Crassus turns back toward Antoninus and discovers that his slave — who has seen his master’s snail and has no taste for it — has run away.

Now I’m not saying Eric Cantor prefers snails as much as he prefers oysters (although Max Blumenthal, in his 2009 book “Republican Gomorrah,” posits that the GOP is chock-full of closet snail eaters.)

I’m jes sayin’ he loves gazing out at the vista of the colossus that bestrides the known world, circa 2011 — the same vista Occupy Wall Streeters are as unenthusiastic about as Antoninus was about escargot.

Bloomington’s “mob” is holding strong even as the weather grows inexorably more crappy. Thursday would have been a perfect day for Occupy Bloomington campers to call it a season. They haven’t. This thing looks as real in our town as it is across this colossus.
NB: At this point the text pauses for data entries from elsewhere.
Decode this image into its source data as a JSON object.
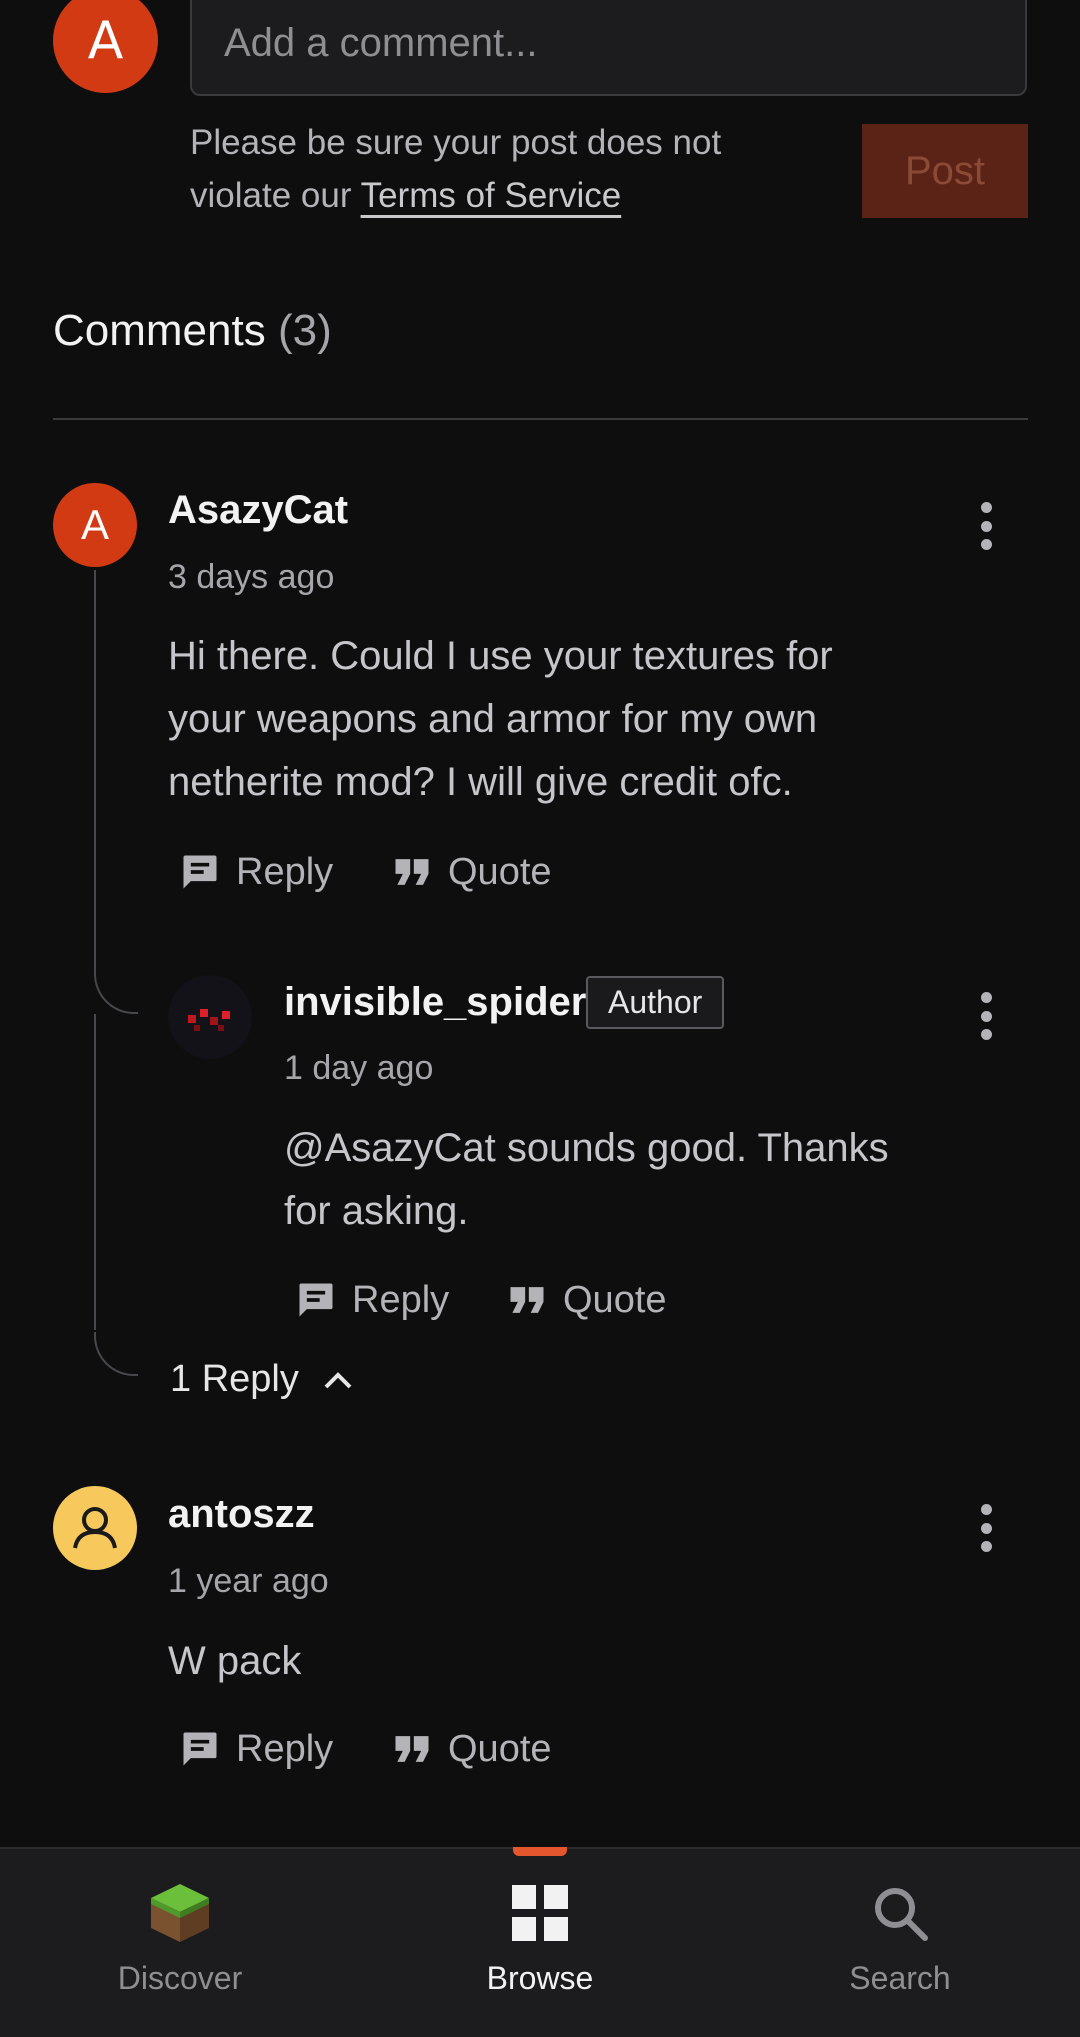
{
  "composer": {
    "avatar_letter": "A",
    "placeholder": "Add a comment...",
    "tos_prefix": "Please be sure your post does not violate our ",
    "tos_link": "Terms of Service",
    "post_label": "Post"
  },
  "comments_section": {
    "heading": "Comments",
    "count": "(3)"
  },
  "comments": [
    {
      "avatar_letter": "A",
      "username": "AsazyCat",
      "timestamp": "3 days ago",
      "text": "Hi there. Could I use your textures for your weapons and armor for my own netherite mod? I will give credit ofc.",
      "reply_label": "Reply",
      "quote_label": "Quote"
    },
    {
      "username": "invisible_spider",
      "badge": "Author",
      "timestamp": "1 day ago",
      "text": "@AsazyCat sounds good. Thanks for asking.",
      "reply_label": "Reply",
      "quote_label": "Quote"
    },
    {
      "username": "antoszz",
      "timestamp": "1 year ago",
      "text": "W pack",
      "reply_label": "Reply",
      "quote_label": "Quote"
    }
  ],
  "replies_toggle": "1 Reply",
  "nav": {
    "items": [
      {
        "label": "Discover",
        "icon": "grass-block-icon"
      },
      {
        "label": "Browse",
        "icon": "grid-icon"
      },
      {
        "label": "Search",
        "icon": "search-icon"
      }
    ],
    "active_index": 1
  },
  "colors": {
    "accent": "#d13a13",
    "background": "#0e0e0f"
  }
}
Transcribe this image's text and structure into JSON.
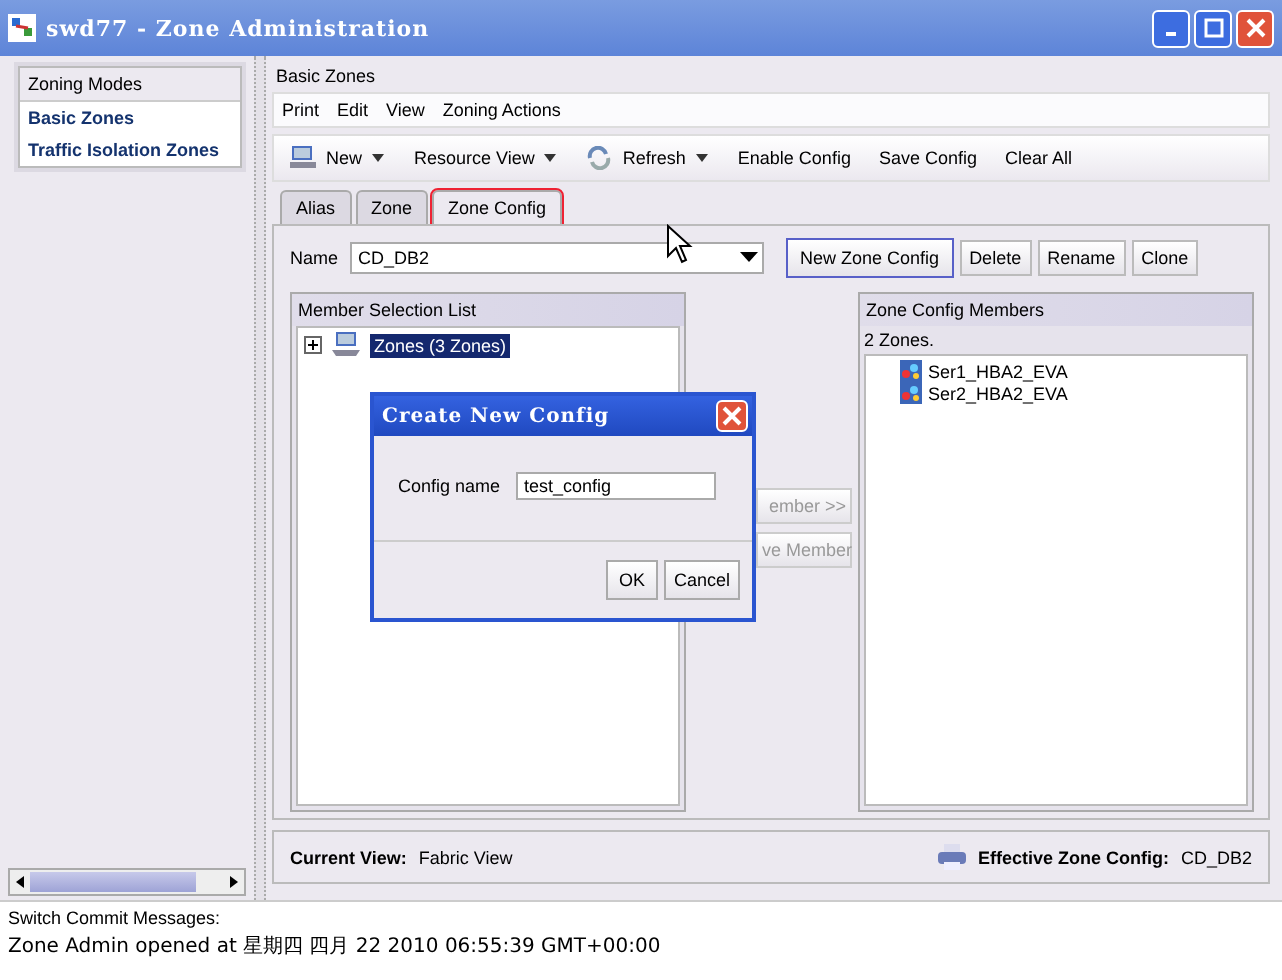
{
  "window": {
    "title": "swd77 - Zone Administration"
  },
  "zoning_modes": {
    "title": "Zoning Modes",
    "items": [
      "Basic Zones",
      "Traffic Isolation Zones"
    ]
  },
  "panel_title": "Basic Zones",
  "menu": [
    "Print",
    "Edit",
    "View",
    "Zoning Actions"
  ],
  "toolbar": [
    {
      "label": "New",
      "kind": "new",
      "dropdown": true
    },
    {
      "label": "Resource View",
      "kind": "plain",
      "dropdown": true
    },
    {
      "label": "Refresh",
      "kind": "refresh",
      "dropdown": true
    },
    {
      "label": "Enable Config",
      "kind": "plain",
      "dropdown": false
    },
    {
      "label": "Save Config",
      "kind": "plain",
      "dropdown": false
    },
    {
      "label": "Clear All",
      "kind": "plain",
      "dropdown": false
    }
  ],
  "tabs": [
    {
      "label": "Alias",
      "selected": false
    },
    {
      "label": "Zone",
      "selected": false
    },
    {
      "label": "Zone Config",
      "selected": true
    }
  ],
  "name_field": {
    "label": "Name",
    "value": "CD_DB2"
  },
  "config_buttons": [
    {
      "label": "New Zone Config",
      "focused": true
    },
    {
      "label": "Delete",
      "focused": false
    },
    {
      "label": "Rename",
      "focused": false
    },
    {
      "label": "Clone",
      "focused": false
    }
  ],
  "member_list": {
    "title": "Member Selection List",
    "tree": [
      {
        "label": "Zones (3 Zones)",
        "expanded": false,
        "selected": true
      }
    ]
  },
  "move_buttons": [
    {
      "label": "ember >>",
      "disabled": true
    },
    {
      "label": "ve Member",
      "disabled": true
    }
  ],
  "config_members": {
    "title": "Zone Config Members",
    "count": "2 Zones.",
    "items": [
      "Ser1_HBA2_EVA",
      "Ser2_HBA2_EVA"
    ]
  },
  "status": {
    "current_view_label": "Current View:",
    "current_view": "Fabric View",
    "effective_label": "Effective Zone Config:",
    "effective": "CD_DB2"
  },
  "messages": {
    "title": "Switch Commit Messages:",
    "lines": [
      "Zone Admin opened at 星期四 四月 22 2010 06:55:39 GMT+00:00"
    ]
  },
  "dialog": {
    "title": "Create New Config",
    "field_label": "Config name",
    "value": "test_config",
    "buttons": [
      "OK",
      "Cancel"
    ]
  }
}
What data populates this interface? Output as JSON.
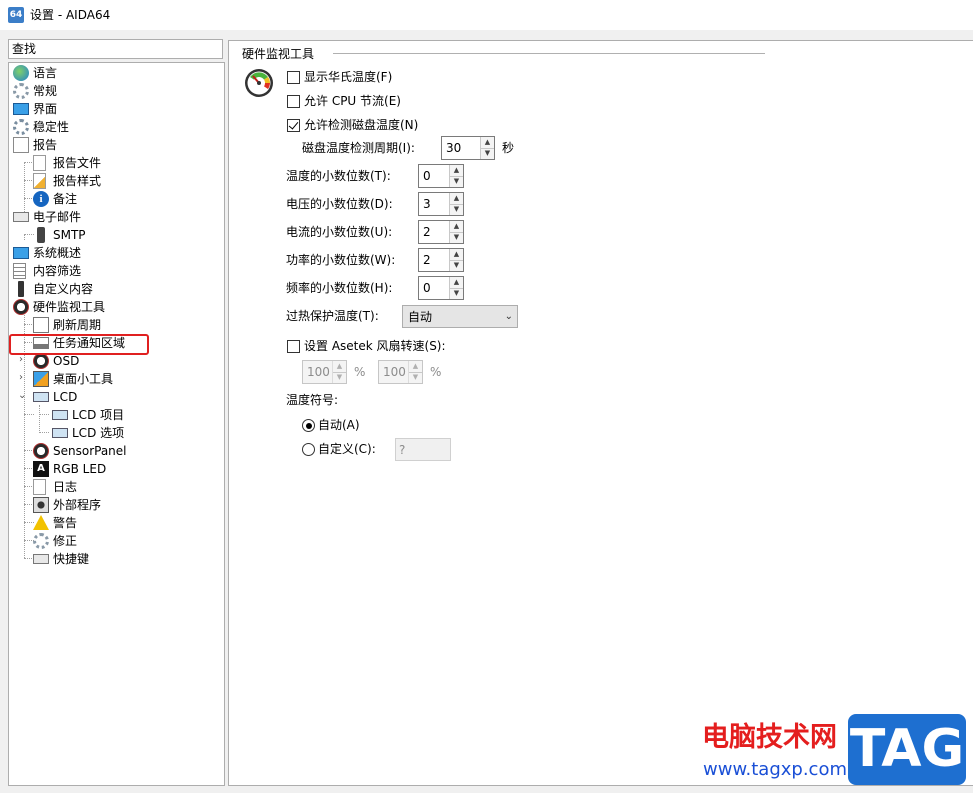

(The following pix were shot at noon, Thursday, November 4, 2011, at People’s Park.)

PUBLIC RADIO NEEDS YOUR DOUGH

Stumbling into Soma Coffee for my fix this morning, I almost crashed into WFIU’s jazz boss, David Brent Johnson, and his delightful bride, Brenda McNellen. (And isn’t she the sweetest human on record? She grinned at me as she always does despite the fact that I grunted at her.) Seeing the two reminded me that pledge week started yesterday. “Go raise some money,” I said to DBJ. He promised he would.

Do your part.

TRAINED EYE

Videographer Steve Llewellyn tells us about the grand opening of a new art space all day (mostly) today.

Trained Eye Arts Center will offer bands, hot air balloon rides, wine and finger food, folk dancers, comedy improve, poetry readings and more, all for a fin (four bucks if you say you arrived via the B-Line Trail.

The new headquarters for the arts collective is at 615 North Fairview. Doors open at noon and the fun goes on until midnight.

%d bloggers like this: